Signs and symptoms of radiation poisoning are as follows: nausea and vomiting, malaise (overall weakness and sickness), blisters/ulcers of the skin, excessive visual disturbances, dizziness and vertigo, and excessive bleeding from minor and major wounds.  Also, keep in mind that radiation received is cumulative: a fatal dosage usually runs about 300 rads/roentgens or higher, but if you receive 200 at one exposure, you’re not safe with another exposure of 200, as it adds up to 400.  You need a survey meter (Geiger Counter) and a dosimeter to keep track of such exposures and the radiation received with them.

There are numerous sites and resources available to you on the Internet that will provide tables of thicknesses and degrees of protection for the various components of your shelter, whether field-expedient or planned.  The general rule is that the denser the material (such as steel and concrete, as opposed to soil, or wood) the better a protective factor it will render.  Mass and density are the two factors that will help to shield you from radiation.  The third is time, as radiation does decay rapidly with the exception of isotopes such as Strontium-90 or Uranium-238.

Your best protection is (of course) distance from the bomb…as much as possible, as well as shielding in a shelter with supplies and necessities gathered within that shelter beforehand.  To cover all the information you will need is beyond the scope of this article, the intent of which is to give you “food for thought” if you haven’t already taken such a thing into consideration.

To summarize, a nuclear attack can ruin your day if you haven’t prepared for it in advance.  When you look outside your living room window and find that the snowman has melted, the wicker furniture on the porch is on fire, and the chestnuts on the tree are roasted, along with the tree itself…that is a little too late.  As with any disaster natural or man-made, the time to prepare is before it happens and keeping in mind that complacency can kill you.  The disasters strike just when you think they will not, or at a time when everyone is at the dinner table having a grand time.  Be prepared with your supplies and in your mind and heart.  Keep fighting that good fight, and take care of one another.  JJ out!

 

More Reading:

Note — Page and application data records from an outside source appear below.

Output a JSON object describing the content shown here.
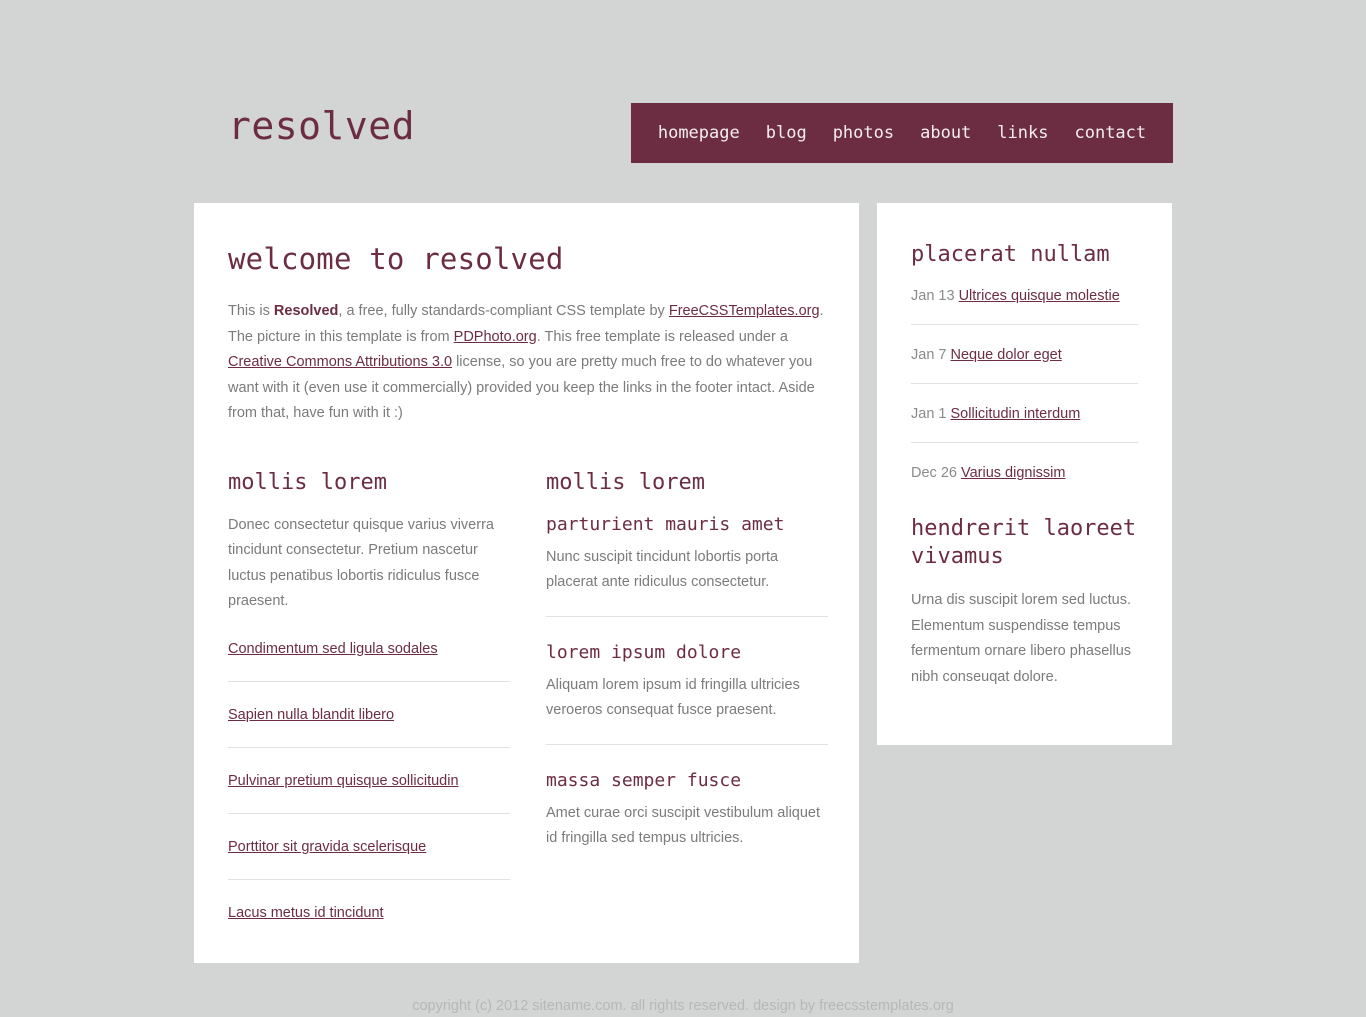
{
  "header": {
    "logo": "resolved",
    "nav": [
      {
        "label": "homepage"
      },
      {
        "label": "blog"
      },
      {
        "label": "photos"
      },
      {
        "label": "about"
      },
      {
        "label": "links"
      },
      {
        "label": "contact"
      }
    ]
  },
  "content": {
    "page_title": "welcome to resolved",
    "intro": {
      "part1": "This is ",
      "strong": "Resolved",
      "part2": ", a free, fully standards-compliant CSS template by ",
      "link1": "FreeCSSTemplates.org",
      "part3": ". The picture in this template is from ",
      "link2": "PDPhoto.org",
      "part4": ". This free template is released under a ",
      "link3": "Creative Commons Attributions 3.0",
      "part5": " license, so you are pretty much free to do whatever you want with it (even use it commercially) provided you keep the links in the footer intact. Aside from that, have fun with it :)"
    },
    "left_column": {
      "title": "mollis lorem",
      "paragraph": "Donec consectetur quisque varius viverra tincidunt consectetur. Pretium nascetur luctus penatibus lobortis ridiculus fusce praesent.",
      "links": [
        {
          "label": "Condimentum sed ligula sodales"
        },
        {
          "label": "Sapien nulla blandit libero"
        },
        {
          "label": "Pulvinar pretium quisque sollicitudin"
        },
        {
          "label": "Porttitor sit gravida scelerisque"
        },
        {
          "label": "Lacus metus id tincidunt"
        }
      ]
    },
    "right_column": {
      "title": "mollis lorem",
      "boxes": [
        {
          "title": "parturient mauris amet",
          "text": "Nunc suscipit tincidunt lobortis porta placerat ante ridiculus consectetur."
        },
        {
          "title": "lorem ipsum dolore",
          "text": "Aliquam lorem ipsum id fringilla ultricies veroeros consequat fusce praesent."
        },
        {
          "title": "massa semper fusce",
          "text": "Amet curae orci suscipit vestibulum aliquet id fringilla sed tempus ultricies."
        }
      ]
    }
  },
  "sidebar": {
    "news": {
      "title": "placerat nullam",
      "items": [
        {
          "date": "Jan 13",
          "label": "Ultrices quisque molestie"
        },
        {
          "date": "Jan 7",
          "label": "Neque dolor eget"
        },
        {
          "date": "Jan 1",
          "label": "Sollicitudin interdum"
        },
        {
          "date": "Dec 26",
          "label": "Varius dignissim"
        }
      ]
    },
    "about": {
      "title": "hendrerit laoreet vivamus",
      "text": "Urna dis suscipit lorem sed luctus. Elementum suspendisse tempus fermentum ornare libero phasellus nibh conseuqat dolore."
    }
  },
  "footer": {
    "text": "copyright (c) 2012 sitename.com. all rights reserved. design by freecsstemplates.org"
  },
  "colors": {
    "accent": "#6c2d42",
    "page_background": "#d2d5d4",
    "panel_background": "#ffffff",
    "body_text": "#7b7b7b",
    "divider": "#e2e2e2",
    "footer_text": "#b4b8b7"
  }
}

An Urban Guide to Surviving a Nuclear Attack

How to Survive When a Nuke is Dropped

The One Nuclear Threat That Most People Aren’t Aware Of

7 Natural Supplements You Should Have in Case of Nuclear Fallout

What Happens to Nuclear Power Plants Following an EMP?

 

Jeremiah Johnson is the Nom de plume of a retired Green Beret of the United States Army Special Forces (Airborne). Mr. Johnson was a Special Forces Medic, EMT and ACLS-certified, with comprehensive training in wilderness survival, rescue, and patient-extraction. He is a Certified Master Herbalist and a graduate of the Global College of Natural Medicine of Santa Ana, CA. A graduate of the U.S. Army’s survival course of SERE school (Survival Evasion Resistance Escape), Mr. Johnson also successfully completed the Montana Master Food Preserver Course for home-canning, smoking, and dehydrating foods.

Mr. Johnson dries and tinctures a wide variety of medicinal herbs taken by wild crafting and cultivation, in addition to preserving and canning his own food. An expert in land navigation, survival, mountaineering, and parachuting as trained by the United States Army, Mr. Johnson is an ardent advocate for preparedness, self-sufficiency, and long-term disaster sustainability for families. He and his wife survived Hurricane Katrina and its aftermath. Cross-trained as a Special Forces Engineer, he is an expert in supply, logistics, transport, and long-term storage of perishable materials, having incorporated many of these techniques plus some unique innovations in his own homestead.

Mr. Johnson brings practical, tested experience firmly rooted in formal education to his writings and to our team. He and his wife live in a cabin in the mountains of Western Montana with their three cats.

This information has been made available by Ready Nutrition

Originally published December 28th, 2016
Comments Off on What You Need to Know About Nuclear Attacks